# [Try it]
Print each line below verbatim, skipping every picture.

Collected data entries:

═══

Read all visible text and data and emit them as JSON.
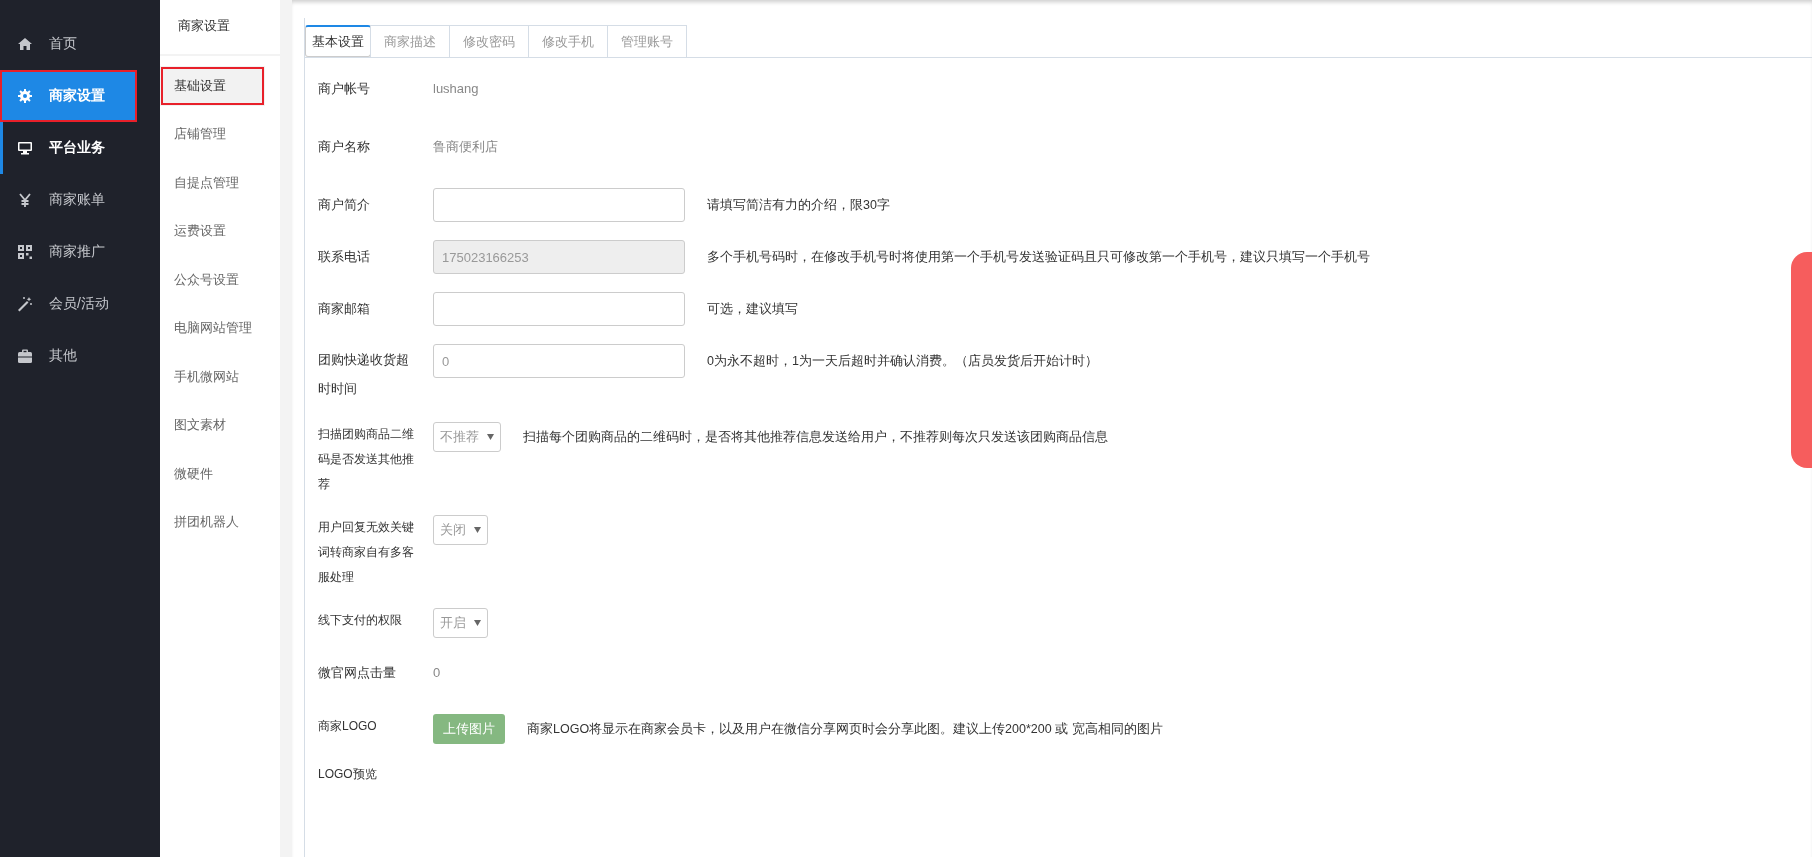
{
  "sidebar": {
    "items": [
      {
        "label": "首页",
        "selected": false,
        "hovered": false,
        "annotated": false
      },
      {
        "label": "商家设置",
        "selected": true,
        "hovered": false,
        "annotated": true
      },
      {
        "label": "平台业务",
        "selected": false,
        "hovered": true,
        "annotated": false
      },
      {
        "label": "商家账单",
        "selected": false,
        "hovered": false,
        "annotated": false
      },
      {
        "label": "商家推广",
        "selected": false,
        "hovered": false,
        "annotated": false
      },
      {
        "label": "会员/活动",
        "selected": false,
        "hovered": false,
        "annotated": false
      },
      {
        "label": "其他",
        "selected": false,
        "hovered": false,
        "annotated": false
      }
    ]
  },
  "subnav": {
    "title": "商家设置",
    "items": [
      {
        "label": "基础设置",
        "selected": true,
        "annotated": true
      },
      {
        "label": "店铺管理",
        "selected": false,
        "annotated": false
      },
      {
        "label": "自提点管理",
        "selected": false,
        "annotated": false
      },
      {
        "label": "运费设置",
        "selected": false,
        "annotated": false
      },
      {
        "label": "公众号设置",
        "selected": false,
        "annotated": false
      },
      {
        "label": "电脑网站管理",
        "selected": false,
        "annotated": false
      },
      {
        "label": "手机微网站",
        "selected": false,
        "annotated": false
      },
      {
        "label": "图文素材",
        "selected": false,
        "annotated": false
      },
      {
        "label": "微硬件",
        "selected": false,
        "annotated": false
      },
      {
        "label": "拼团机器人",
        "selected": false,
        "annotated": false
      }
    ]
  },
  "tabs": [
    {
      "label": "基本设置",
      "selected": true
    },
    {
      "label": "商家描述",
      "selected": false
    },
    {
      "label": "修改密码",
      "selected": false
    },
    {
      "label": "修改手机",
      "selected": false
    },
    {
      "label": "管理账号",
      "selected": false
    }
  ],
  "form": [
    {
      "kind": "text",
      "label": "商户帐号",
      "value": "lushang"
    },
    {
      "kind": "text",
      "label": "商户名称",
      "value": "鲁商便利店"
    },
    {
      "kind": "input",
      "label": "商户简介",
      "disabled": false,
      "help": "请填写简洁有力的介绍，限30字"
    },
    {
      "kind": "input",
      "label": "联系电话",
      "value": "175023166253",
      "disabled": true,
      "help": "多个手机号码时，在修改手机号时将使用第一个手机号发送验证码且只可修改第一个手机号，建议只填写一个手机号"
    },
    {
      "kind": "input",
      "label": "商家邮箱",
      "disabled": false,
      "help": "可选，建议填写"
    },
    {
      "kind": "input",
      "label": "团购快递收货超时时间",
      "value": "0",
      "disabled": false,
      "help": "0为永不超时，1为一天后超时并确认消费。（店员发货后开始计时）"
    },
    {
      "kind": "select",
      "label": "扫描团购商品二维码是否发送其他推荐",
      "value": "不推荐",
      "help": "扫描每个团购商品的二维码时，是否将其他推荐信息发送给用户，不推荐则每次只发送该团购商品信息"
    },
    {
      "kind": "select",
      "label": "用户回复无效关键词转商家自有多客服处理",
      "value": "关闭"
    },
    {
      "kind": "select",
      "label": "线下支付的权限",
      "value": "开启"
    },
    {
      "kind": "text",
      "label": "微官网点击量",
      "value": "0"
    },
    {
      "kind": "button",
      "label": "商家LOGO",
      "value": "上传图片",
      "help": "商家LOGO将显示在商家会员卡，以及用户在微信分享网页时会分享此图。建议上传200*200 或 宽高相同的图片"
    },
    {
      "kind": "none",
      "label": "LOGO预览"
    }
  ]
}
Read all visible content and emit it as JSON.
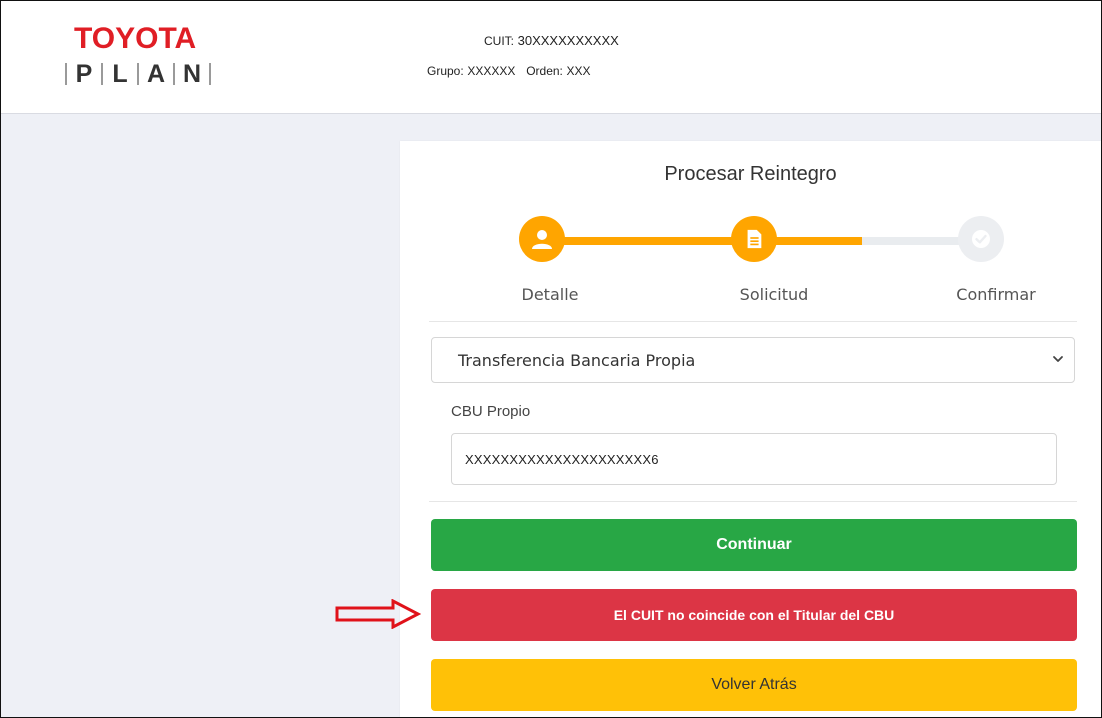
{
  "logo": {
    "top": "TOYOTA",
    "letters": [
      "P",
      "L",
      "A",
      "N"
    ]
  },
  "account": {
    "cuit_label": "CUIT:",
    "cuit_value": "30XXXXXXXXXX",
    "grupo_label": "Grupo:",
    "grupo_value": "XXXXXX",
    "orden_label": "Orden:",
    "orden_value": "XXX"
  },
  "card": {
    "title": "Procesar Reintegro",
    "steps": [
      {
        "label": "Detalle",
        "icon": "user-icon",
        "state": "done"
      },
      {
        "label": "Solicitud",
        "icon": "document-icon",
        "state": "active"
      },
      {
        "label": "Confirmar",
        "icon": "check-icon",
        "state": "pending"
      }
    ],
    "method_select": {
      "value": "Transferencia Bancaria Propia"
    },
    "cbu": {
      "label": "CBU Propio",
      "value": "XXXXXXXXXXXXXXXXXXXXX6"
    },
    "buttons": {
      "continue": "Continuar",
      "error": "El CUIT no coincide con el Titular del CBU",
      "back": "Volver Atrás"
    }
  },
  "colors": {
    "brand_red": "#e01e25",
    "step_active": "#ffa500",
    "step_pending": "#e9ecef",
    "success": "#28a745",
    "danger": "#dc3545",
    "warning": "#ffc107",
    "annotation_arrow": "#e0121a"
  }
}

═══

# [Output for this task]
Read all visible text and data and emit them as JSON.
{
  "sidebar": {
    "items": [
      {
        "label": "首页",
        "selected": false,
        "hovered": false,
        "annotated": false
      },
      {
        "label": "商家设置",
        "selected": true,
        "hovered": false,
        "annotated": true
      },
      {
        "label": "平台业务",
        "selected": false,
        "hovered": true,
        "annotated": false
      },
      {
        "label": "商家账单",
        "selected": false,
        "hovered": false,
        "annotated": false
      },
      {
        "label": "商家推广",
        "selected": false,
        "hovered": false,
        "annotated": false
      },
      {
        "label": "会员/活动",
        "selected": false,
        "hovered": false,
        "annotated": false
      },
      {
        "label": "其他",
        "selected": false,
        "hovered": false,
        "annotated": false
      }
    ]
  },
  "subnav": {
    "title": "商家设置",
    "items": [
      {
        "label": "基础设置",
        "selected": true,
        "annotated": true
      },
      {
        "label": "店铺管理",
        "selected": false,
        "annotated": false
      },
      {
        "label": "自提点管理",
        "selected": false,
        "annotated": false
      },
      {
        "label": "运费设置",
        "selected": false,
        "annotated": false
      },
      {
        "label": "公众号设置",
        "selected": false,
        "annotated": false
      },
      {
        "label": "电脑网站管理",
        "selected": false,
        "annotated": false
      },
      {
        "label": "手机微网站",
        "selected": false,
        "annotated": false
      },
      {
        "label": "图文素材",
        "selected": false,
        "annotated": false
      },
      {
        "label": "微硬件",
        "selected": false,
        "annotated": false
      },
      {
        "label": "拼团机器人",
        "selected": false,
        "annotated": false
      }
    ]
  },
  "tabs": [
    {
      "label": "基本设置",
      "selected": true
    },
    {
      "label": "商家描述",
      "selected": false
    },
    {
      "label": "修改密码",
      "selected": false
    },
    {
      "label": "修改手机",
      "selected": false
    },
    {
      "label": "管理账号",
      "selected": false
    }
  ],
  "form": [
    {
      "kind": "text",
      "label": "商户帐号",
      "value": "lushang"
    },
    {
      "kind": "text",
      "label": "商户名称",
      "value": "鲁商便利店"
    },
    {
      "kind": "input",
      "label": "商户简介",
      "disabled": false,
      "help": "请填写简洁有力的介绍，限30字"
    },
    {
      "kind": "input",
      "label": "联系电话",
      "value": "175023166253",
      "disabled": true,
      "help": "多个手机号码时，在修改手机号时将使用第一个手机号发送验证码且只可修改第一个手机号，建议只填写一个手机号"
    },
    {
      "kind": "input",
      "label": "商家邮箱",
      "disabled": false,
      "help": "可选，建议填写"
    },
    {
      "kind": "input",
      "label": "团购快递收货超时时间",
      "value": "0",
      "disabled": false,
      "help": "0为永不超时，1为一天后超时并确认消费。（店员发货后开始计时）"
    },
    {
      "kind": "select",
      "label": "扫描团购商品二维码是否发送其他推荐",
      "value": "不推荐",
      "help": "扫描每个团购商品的二维码时，是否将其他推荐信息发送给用户，不推荐则每次只发送该团购商品信息"
    },
    {
      "kind": "select",
      "label": "用户回复无效关键词转商家自有多客服处理",
      "value": "关闭"
    },
    {
      "kind": "select",
      "label": "线下支付的权限",
      "value": "开启"
    },
    {
      "kind": "text",
      "label": "微官网点击量",
      "value": "0"
    },
    {
      "kind": "button",
      "label": "商家LOGO",
      "value": "上传图片",
      "help": "商家LOGO将显示在商家会员卡，以及用户在微信分享网页时会分享此图。建议上传200*200 或 宽高相同的图片"
    },
    {
      "kind": "none",
      "label": "LOGO预览"
    }
  ]
}
Read all visible content and emit it as JSON.
{
  "logo": {
    "top": "TOYOTA",
    "letters": [
      "P",
      "L",
      "A",
      "N"
    ]
  },
  "account": {
    "cuit_label": "CUIT:",
    "cuit_value": "30XXXXXXXXXX",
    "grupo_label": "Grupo:",
    "grupo_value": "XXXXXX",
    "orden_label": "Orden:",
    "orden_value": "XXX"
  },
  "card": {
    "title": "Procesar Reintegro",
    "steps": [
      {
        "label": "Detalle",
        "icon": "user-icon",
        "state": "done"
      },
      {
        "label": "Solicitud",
        "icon": "document-icon",
        "state": "active"
      },
      {
        "label": "Confirmar",
        "icon": "check-icon",
        "state": "pending"
      }
    ],
    "method_select": {
      "value": "Transferencia Bancaria Propia"
    },
    "cbu": {
      "label": "CBU Propio",
      "value": "XXXXXXXXXXXXXXXXXXXXX6"
    },
    "buttons": {
      "continue": "Continuar",
      "error": "El CUIT no coincide con el Titular del CBU",
      "back": "Volver Atrás"
    }
  },
  "colors": {
    "brand_red": "#e01e25",
    "step_active": "#ffa500",
    "step_pending": "#e9ecef",
    "success": "#28a745",
    "danger": "#dc3545",
    "warning": "#ffc107",
    "annotation_arrow": "#e0121a"
  }
}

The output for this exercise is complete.